But it also represents a lost opportunity to develop and industrialise Africa, creating sustainable jobs and diversifying economies, because the defence and aerospace industry is an apex sector of the economy, attracting and retaining the best talent and continually at the forefront of innovation.
There is a tendency to fixate on the munitions aspect of the defence and aerospace environment and yet conveniently ignore that the internet and the Global Positioning System (GPS), which are internationally indispensable today, were originally military-specific applications.
GPS was conceived as a military tool more than 60 years ago to track submarines and missiles; today it’s an integral, almost invisible, part of the back-end of ride-hailing apps and remote food delivery.
The internet was an experiment to let the US military communicate in the aftermath of a nuclear Armageddon; today it hosts everything from social media to telemedicine, all accessible from hand-held or even wrist-worn devices.
Drones, which have been weaponised for use in asymmetric warfare, have also been repurposed to deliver life-saving medicines to remote areas or as crop sprayers, as a far cheaper alternative to aircraft or on land difficult to access by air.
The defence and aerospace industry truly is an example of developing and manufacturing swords and then beating them into ploughshares. But to enjoy and exploit the peace dividend, there has to be peace. There can’t be any when legitimate authorities have their hands tied because the equipment they have actually bought and paid for and now need to use, is not properly maintained or their operators are not trained – because either it doesn’t suit the third parties who supplied them, or they have bigger issues to worry about.
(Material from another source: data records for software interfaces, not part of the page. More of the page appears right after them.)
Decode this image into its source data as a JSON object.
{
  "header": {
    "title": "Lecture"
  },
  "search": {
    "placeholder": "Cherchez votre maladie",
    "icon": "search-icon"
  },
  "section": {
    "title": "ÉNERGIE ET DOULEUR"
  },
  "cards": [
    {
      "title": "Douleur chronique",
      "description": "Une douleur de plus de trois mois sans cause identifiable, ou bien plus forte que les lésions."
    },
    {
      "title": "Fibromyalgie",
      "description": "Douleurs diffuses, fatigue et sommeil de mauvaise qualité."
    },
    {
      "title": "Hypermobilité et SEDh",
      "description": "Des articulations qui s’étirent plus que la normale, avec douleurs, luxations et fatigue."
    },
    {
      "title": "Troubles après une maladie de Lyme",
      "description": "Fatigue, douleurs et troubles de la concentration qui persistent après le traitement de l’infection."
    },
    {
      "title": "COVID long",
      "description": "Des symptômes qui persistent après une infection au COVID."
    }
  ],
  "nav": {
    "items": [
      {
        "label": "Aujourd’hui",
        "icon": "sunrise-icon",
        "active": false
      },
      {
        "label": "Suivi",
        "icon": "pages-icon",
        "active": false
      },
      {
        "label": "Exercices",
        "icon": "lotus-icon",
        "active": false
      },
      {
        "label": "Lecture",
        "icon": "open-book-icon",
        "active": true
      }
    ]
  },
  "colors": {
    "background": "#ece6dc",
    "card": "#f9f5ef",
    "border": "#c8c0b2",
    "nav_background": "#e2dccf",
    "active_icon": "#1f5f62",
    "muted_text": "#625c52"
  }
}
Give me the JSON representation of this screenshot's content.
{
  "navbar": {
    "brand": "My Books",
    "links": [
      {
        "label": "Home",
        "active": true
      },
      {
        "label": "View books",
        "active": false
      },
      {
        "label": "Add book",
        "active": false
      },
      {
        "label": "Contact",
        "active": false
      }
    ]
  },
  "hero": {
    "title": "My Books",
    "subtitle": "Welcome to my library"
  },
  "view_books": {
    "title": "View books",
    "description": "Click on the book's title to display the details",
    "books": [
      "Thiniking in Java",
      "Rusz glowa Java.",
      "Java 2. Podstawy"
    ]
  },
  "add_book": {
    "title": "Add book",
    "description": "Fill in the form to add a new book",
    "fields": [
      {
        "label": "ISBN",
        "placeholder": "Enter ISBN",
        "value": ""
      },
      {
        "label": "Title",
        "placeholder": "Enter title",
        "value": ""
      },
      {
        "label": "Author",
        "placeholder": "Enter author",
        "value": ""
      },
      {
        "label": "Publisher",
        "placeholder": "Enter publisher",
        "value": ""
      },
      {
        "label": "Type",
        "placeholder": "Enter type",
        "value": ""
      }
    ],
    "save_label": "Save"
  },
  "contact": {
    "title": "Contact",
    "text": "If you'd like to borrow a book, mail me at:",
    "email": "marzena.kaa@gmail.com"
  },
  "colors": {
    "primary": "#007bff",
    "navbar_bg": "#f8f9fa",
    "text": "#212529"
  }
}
That is servitude, just in another guise. The only way to stop this is for countries, or in this case an entire continent, to take charge of their own defence needs once and for all. It’s time for Africa to develop an indigenous pan-African defence and aerospace manufacturing capability to protect, defend and nurture its natural resources and its people. n
Ivor Ichikowitz is an African industrialist and philanthropist.